of Pensions, before they gave him the assurance. He was entitled to assume that
the board of medical officers who examined him were recognised by the Minister
of Pensions for the purpose of giving certificates as to attributability.
Can it be seriously suggested that, having got
that assurance, he was not entitled to rely on it In my, opinion if a
government department in its dealings with a subject takes it upon itself to
assume authority upon a matter with which he is concerned, he is entitled to
rely upon having the authority which it assumes.
He does not know, and cannot be expected to
know, the limits of its authority. The department itself is clearly bound, and
as it is but an agent for the Crown, It binds the Crown also, and as the Crown
is bound, so are the other departments, for they also are but agents of the
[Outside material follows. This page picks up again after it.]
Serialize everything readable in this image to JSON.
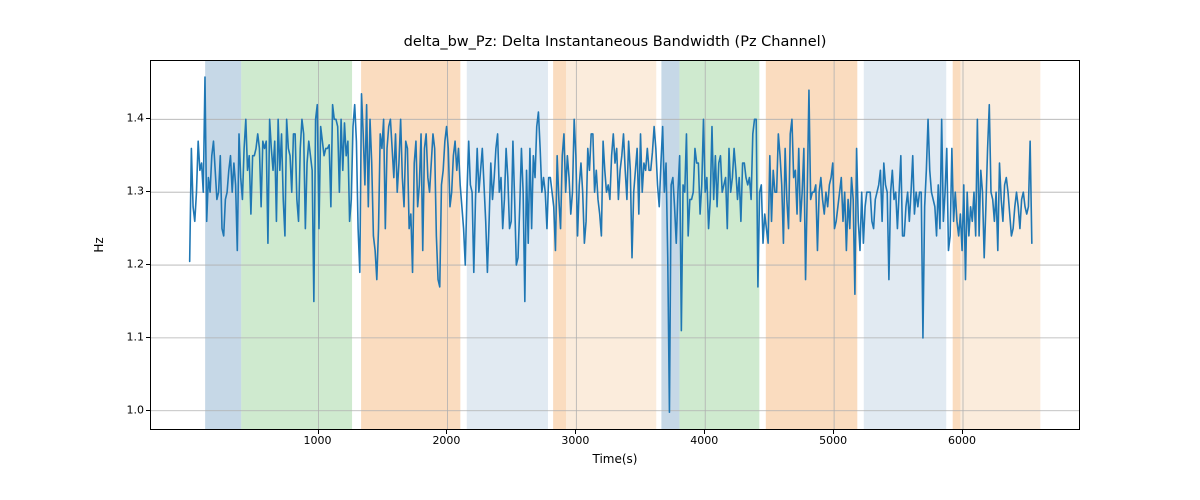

Crown. The War Office letter therefore binds the Crown and, through the Crown,
it binds the Minister of Pensions. The function of the Minister of Pension is
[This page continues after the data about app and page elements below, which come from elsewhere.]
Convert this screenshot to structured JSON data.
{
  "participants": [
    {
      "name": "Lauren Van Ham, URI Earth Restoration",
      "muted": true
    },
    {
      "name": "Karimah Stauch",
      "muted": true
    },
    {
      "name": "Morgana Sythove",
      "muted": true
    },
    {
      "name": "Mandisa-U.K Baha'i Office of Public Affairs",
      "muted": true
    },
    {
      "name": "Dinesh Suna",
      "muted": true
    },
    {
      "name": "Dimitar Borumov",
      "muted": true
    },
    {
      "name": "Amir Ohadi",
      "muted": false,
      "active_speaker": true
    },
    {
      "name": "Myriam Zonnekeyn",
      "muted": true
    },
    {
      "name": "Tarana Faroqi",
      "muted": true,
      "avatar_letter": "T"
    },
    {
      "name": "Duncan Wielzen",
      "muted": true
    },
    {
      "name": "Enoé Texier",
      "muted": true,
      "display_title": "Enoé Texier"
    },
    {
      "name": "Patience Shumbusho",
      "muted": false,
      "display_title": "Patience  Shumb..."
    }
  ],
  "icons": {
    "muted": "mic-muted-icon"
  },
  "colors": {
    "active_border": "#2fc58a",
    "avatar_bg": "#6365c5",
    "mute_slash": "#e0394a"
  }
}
to administer the royal warrant issued by the Crown, and be must so administer
it as to honour all assurances given by or on behalf of the Crown." can
help the respondents. That decision has been disapproved by the House of Lords
in Howell v. Falmouth Boat Construction Co. Ltd.(2) Lord simonds referred to
the observation of Lord Denning in Robertson v. Minister of Pensions(3) and
"My Lords, I know of no such principle
in our law nor was any authority for it cited. The illegality of an act is the
same whether or not the actor has been misled by an assumption of authority on
the part of a government officer however high or low in the hierarchy.
I do not doubt that in criminal proceedings
it would be a material factor that the actor had been thus misled if knowledge
was a necessary element of the offence, and in any case it would have a bearing
on the sentence to be imposed. But (1)  1 K. D. 227.
(2)  A.C. 837 at 845.
(3)  1 K. D. 227.
363 that is not the question. The question is
whether the character of an act done in face of a statutory prohibition is
affected by the fact that it has been induced by a misleading assumption of
authority. In my opinion the answer is clearly No. Such an answer may make more
difficult the task of the citizen who is anxious to walk in the narrow way; but
that does not justify a different answer being given." Lord Normand in
dealing with this question observed at page 849 after referring to the
statement of law by Lord Denning:
"As I understand this statement, the
respondents were, in the opinion of the learned Lord Justice, entitled to say
that the Crown was barred by representations made by Mr. Thompson and acted on
by them from alleging against them a breach of the statutory order, and further
that the respondents were equally entitled to say in a question with the
appellant that there had been no breach. But it is certain that neither a
minister nor any subordinate officer of the Crown can by any conduct or
representation bar the Crown from enforcing a statutory prohibition or entitle
the subject to maintain that there has been no breach of it.,, We are. of
opinion that the view taken by the House of Lords is the correct one and not
the one taken by Lord Denning.
We see nothing in the decisions of this Court
in Ebrahim Abbobaker and Another v. Tek Chand Dolwani (1) or Zafar Ali Shah V.
Assistant Custodian of Evacuee Property(2) which can be of any help to the
respondents. This appeal, therefore, would have to be allowed.
But there is one further question to be
decided. Once it is declared that this property is an evacuee property it is
obvious that the sum of Rs. 42,000/paid by the 1st respondent to Mrs. Naqvi and
deposited by her in the Allahabad Bank, Lucknow cannot also be an evacuee
Either the one or the other can be an evacuee
This sum must he held to be in trust for the
This principle is not disputed by Mr. G. L.
Sanghi appearing on behalf of the appellants. While the appeal would be allowed
there would be an order directing that the 1st respondent would be entitled to
withdraw the sum of Rs.
42,000/deposited by Mrs. Naqvi in the
Allahabad Bank, Lucknow along with any interest that might have accrued on it.
In the circumstances of this case there will be no order ,as to costs.
(1)  1 S.C.R. 691.
(2)  1 S.C.R. 749.